October 22, 2005

Simple Fancy (Fennel Soup)

There is always something that seems a little on the fancy side, when it comes to creamy soups - ones that didn't come from a can, that is. They tend to be loaded with butter and cream, and have a silky texture that is both comforting and lulling. They make me think of French restaurants, and indeed, that is often where I have them.

Every once in a while, though, I bother to make my own. It isn't difficult, and it only takes about an hour of lazy-work, and there aren't that many ingredients required. Ever since I picked up a fennel bulb recently - to make a roasted fennel and Italian sausage pizza (no pictures, I'm afraid) - I've been thinking about the pile of plump, round, white and brightly green fennel in my local greengrocer. Coincidentally enough, I've also had a recipe for fennel soup beckoning me from a cookbook that I've had for some years. It does call for a modest amount of butter, but needs only plain milk rather than cream, and uses not only the flesh of the fennel bulb, but also the roasted seeds and the fronds from the top as a garnish.

Today, since breakfast was light and dinner will be late, we decided to make lunch - a rarity on the weekend. A quick trip up the street to pick up some fennel, and then back to the stove to begin the magical transformation into soup.
I won't lie to you - there is a little chopping involved. Fennel, happily, is very easy to chop. You simply remove the heavy, stringy, outer layer, cut in half pole-to-pole, and then slice half-moon pieces as easily as cutting an onion. With a little practice, even that doesn't take long, and you're practically done at that point.

Fennel Soup
Adapted from the Australian Women's Weekly Fruit & Vegetable Cookbook.
Serves 4

2 tablespoons butter
2 medium bulbs of fennel, trimmed and sliced
1 medium onion, peeled and diced
1 medium apple, peeled, cored, and diced
1 clove of garlic, crushed
3 cups of light chicken stock
1 cup of milk
2 teaspoons of fennel seeds, toasted

Remove the stalks from the fennel and reserve for another use or discard. Save some of the fronds for garnish - set them aside.

In a medium-large pot, melt the butter. Add the sliced fennel, the onion and apple, and stir and cook until the onion starts to turn translucent and the volume of vegetable matter reduces in the pot (softens enough to compact). Add the stock, and bring to a boil. Reduce the heat and simmer for 15 minutes, or until the chunkiest bit of fennel is tender to the tip of a knife. Allow to cool slightly while you pour two teaspoons of fennel seeds into a small frying pan, and toast over a medium heat until they start to turn colour and smell fragrant.
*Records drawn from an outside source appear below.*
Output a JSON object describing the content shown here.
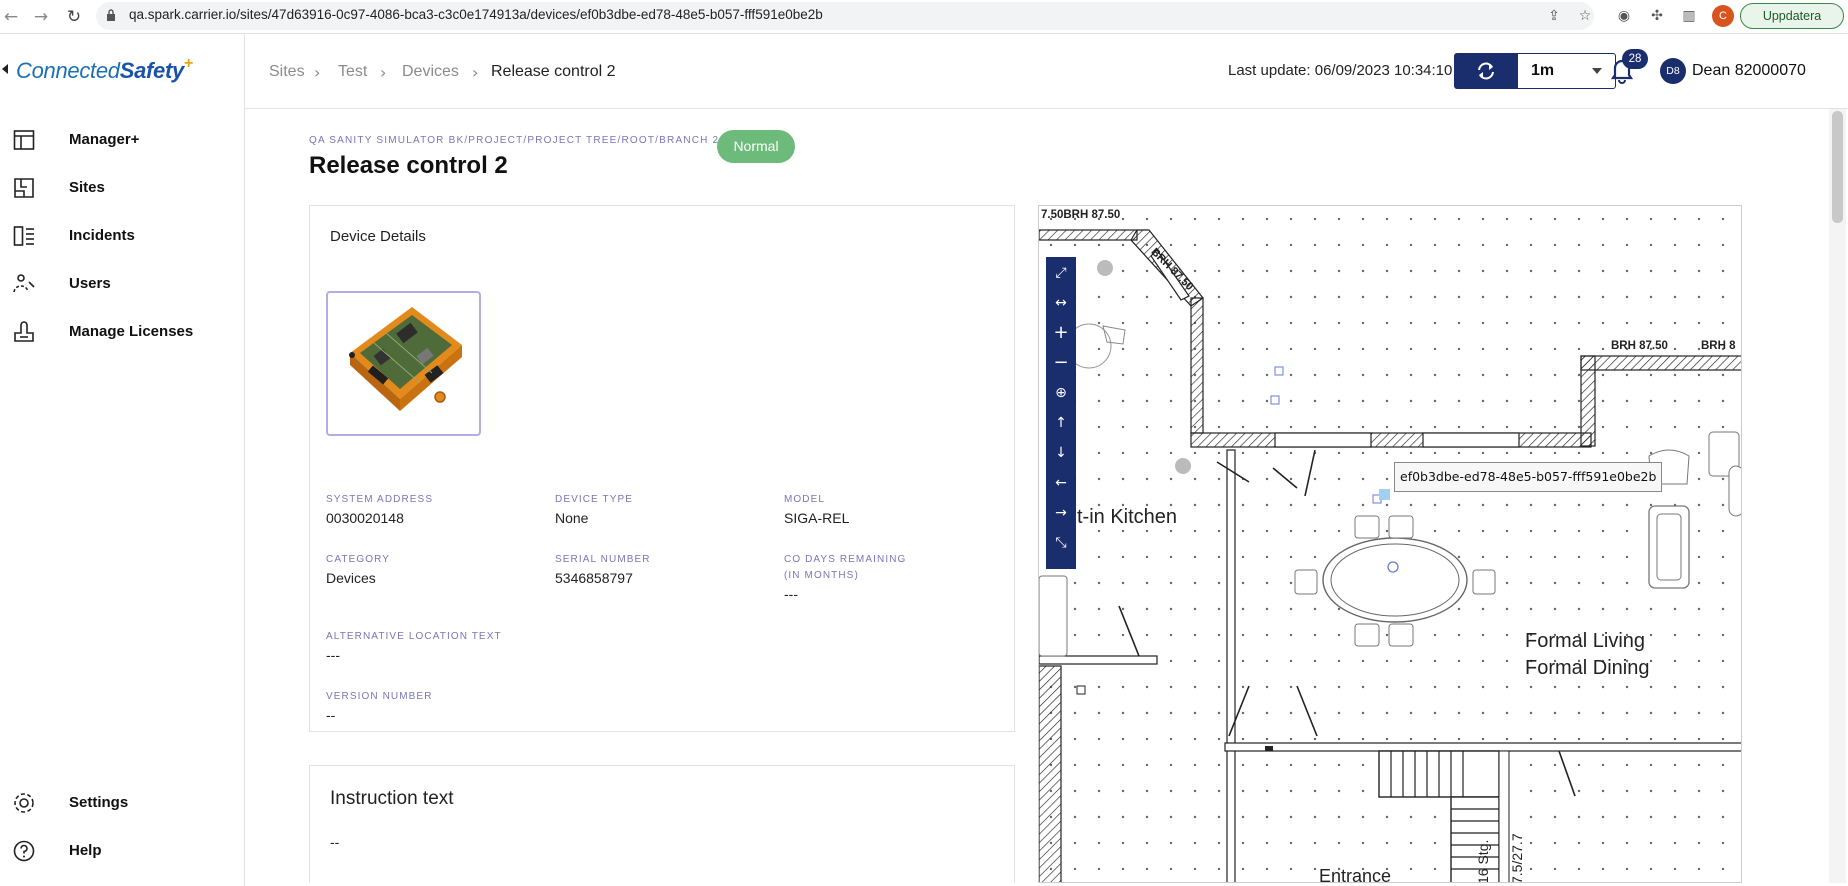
{
  "browser": {
    "url": "qa.spark.carrier.io/sites/47d63916-0c97-4086-bca3-c3c0e174913a/devices/ef0b3dbe-ed78-48e5-b057-fff591e0be2b",
    "profile_initial": "C",
    "update_label": "Uppdatera"
  },
  "sidebar": {
    "logo_regular": "Connected",
    "logo_bold": "Safety",
    "logo_plus": "+",
    "items": [
      {
        "label": "Manager+",
        "icon": "dashboard-icon"
      },
      {
        "label": "Sites",
        "icon": "floorplan-icon"
      },
      {
        "label": "Incidents",
        "icon": "incidents-icon"
      },
      {
        "label": "Users",
        "icon": "users-icon"
      },
      {
        "label": "Manage Licenses",
        "icon": "license-icon"
      }
    ],
    "bottom_items": [
      {
        "label": "Settings",
        "icon": "gear-icon"
      },
      {
        "label": "Help",
        "icon": "help-icon"
      }
    ]
  },
  "header": {
    "breadcrumb": [
      "Sites",
      "Test",
      "Devices",
      "Release control 2"
    ],
    "last_update": "Last update: 06/09/2023 10:34:10",
    "refresh_interval": "1m",
    "notification_count": "28",
    "user_initials": "D8",
    "user_name": "Dean 82000070"
  },
  "page": {
    "path": "QA SANITY SIMULATOR BK/PROJECT/PROJECT TREE/ROOT/BRANCH 2",
    "status": "Normal",
    "status_color": "#6cbb7a",
    "title": "Release control 2"
  },
  "details": {
    "card_title": "Device Details",
    "system_address": {
      "label": "SYSTEM ADDRESS",
      "value": "0030020148"
    },
    "device_type": {
      "label": "DEVICE TYPE",
      "value": "None"
    },
    "model": {
      "label": "MODEL",
      "value": "SIGA-REL"
    },
    "category": {
      "label": "CATEGORY",
      "value": "Devices"
    },
    "serial_number": {
      "label": "SERIAL NUMBER",
      "value": "5346858797"
    },
    "co_days_label_1": "CO DAYS REMAINING",
    "co_days_label_2": "(IN MONTHS)",
    "co_days_value": "---",
    "alt_location": {
      "label": "ALTERNATIVE LOCATION TEXT",
      "value": "---"
    },
    "version": {
      "label": "VERSION NUMBER",
      "value": "--"
    }
  },
  "instruction": {
    "title": "Instruction text",
    "value": "--"
  },
  "map": {
    "tooltip": "ef0b3dbe-ed78-48e5-b057-fff591e0be2b",
    "label_top_left": "7.50BRH 87.50",
    "label_diagonal": "BRH 87.50",
    "label_top_right_1": "BRH 87.50",
    "label_top_right_2": "BRH 8",
    "kitchen": "t-in Kitchen",
    "living_1": "Formal Living",
    "living_2": "Formal Dining",
    "entrance": "Entrance",
    "stairs": "16 Stg.",
    "stairs_2": "7.5/27.7",
    "tools": [
      "fit-screen-icon",
      "fit-width-icon",
      "zoom-in-icon",
      "zoom-out-icon",
      "zoom-reset-icon",
      "pan-up-icon",
      "pan-down-icon",
      "pan-left-icon",
      "pan-right-icon",
      "shrink-icon"
    ]
  }
}
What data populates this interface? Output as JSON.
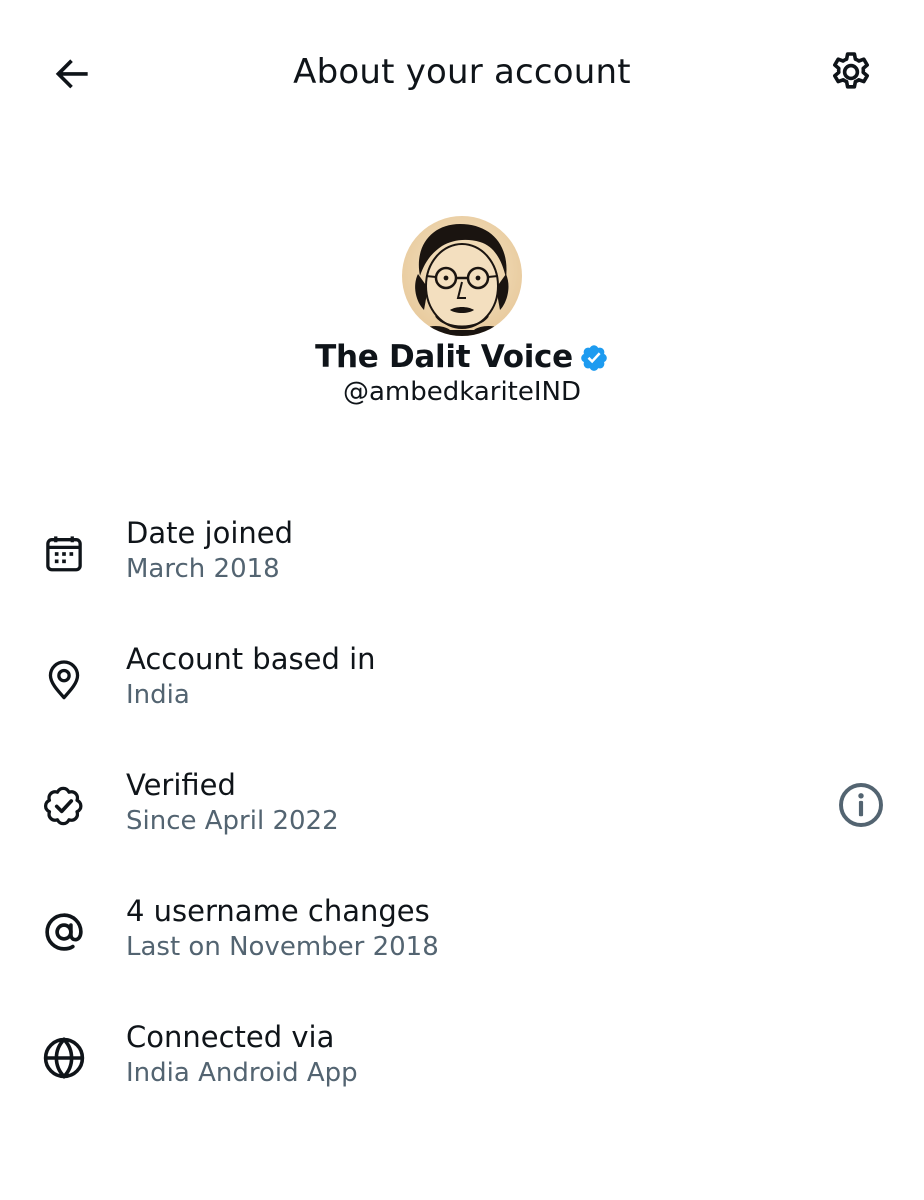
{
  "header": {
    "title": "About your account",
    "back_icon": "arrow-left-icon",
    "settings_icon": "gear-icon"
  },
  "profile": {
    "display_name": "The Dalit Voice",
    "handle": "@ambedkariteIND",
    "verified": true,
    "badge_color": "#1d9bf0"
  },
  "rows": [
    {
      "icon": "calendar-icon",
      "label": "Date joined",
      "sub": "March 2018"
    },
    {
      "icon": "location-pin-icon",
      "label": "Account based in",
      "sub": "India"
    },
    {
      "icon": "verified-badge-outline-icon",
      "label": "Verified",
      "sub": "Since April 2022",
      "has_info": true
    },
    {
      "icon": "at-sign-icon",
      "label": "4 username changes",
      "sub": "Last on November 2018"
    },
    {
      "icon": "globe-icon",
      "label": "Connected via",
      "sub": "India Android App"
    }
  ],
  "colors": {
    "text_primary": "#0f1419",
    "text_secondary": "#536471",
    "icon": "#0f1419",
    "info_icon": "#536471"
  }
}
Be careful not to burn them.

When the fennel is tender, puree the soup in batches (add the toasted fennel seed to the first batch) - be careful when pureeing hot soup - never fill your blender more than half-way up. If you have an immersion blender, that would also work. Once all of the soup is pureed, return it to the pot on the stove. Add the milk and stir well. Taste the soup to see if you need to add any salt. The chicken stock may have added enough, but if not you can add a little pinch of salt now, and stir it through. Heat the soup gently until it is warmed through, but be careful not to let it boil. Top individual bowls with a good pinch of chopped fennel fronds, and a grinding of black pepper. Serve with bread to mop up every last bit of soup from your bowl.

So simple. Yet still, it feels a little fancy.

4 comments:

Templar said...

Oooohhh I am gona have to try this one... I have been living on Leek soup latley.

Drury_Strings said...

it's a good thing too... otherwise i couldn't cook worth anything. so easily making things fancy is a BIG plus. :D

Dawna said...

Templar, I can barely believe how long this soup has been on my "to do" list - the book was published in 1988! But now that I know it is as good as it sounded, I know I'll be making it again.

Drury Strings, I agree! Often the very simple things can be so elegant that you feel like you're getting away with something...

Anonymous said...

For a super fast way to make soups and stocks, I use a new generation pressure cooker. Instead of simmering homemade chicken stock for hours or buying terrible commercial stocks, I make it in 30 minutes in the pressure cooker! Soups are very flavourful too—like you’d get using a slow cooker but in minutes instead of hours. If pressure cookers bring images of noisy, ugly contraptions in your mind, you need to check out the new easy to use ones. I got my pressure cooker online at Fastcooking.ca. They have a few recipes on their site and there are some good pressure cooker recipe books available.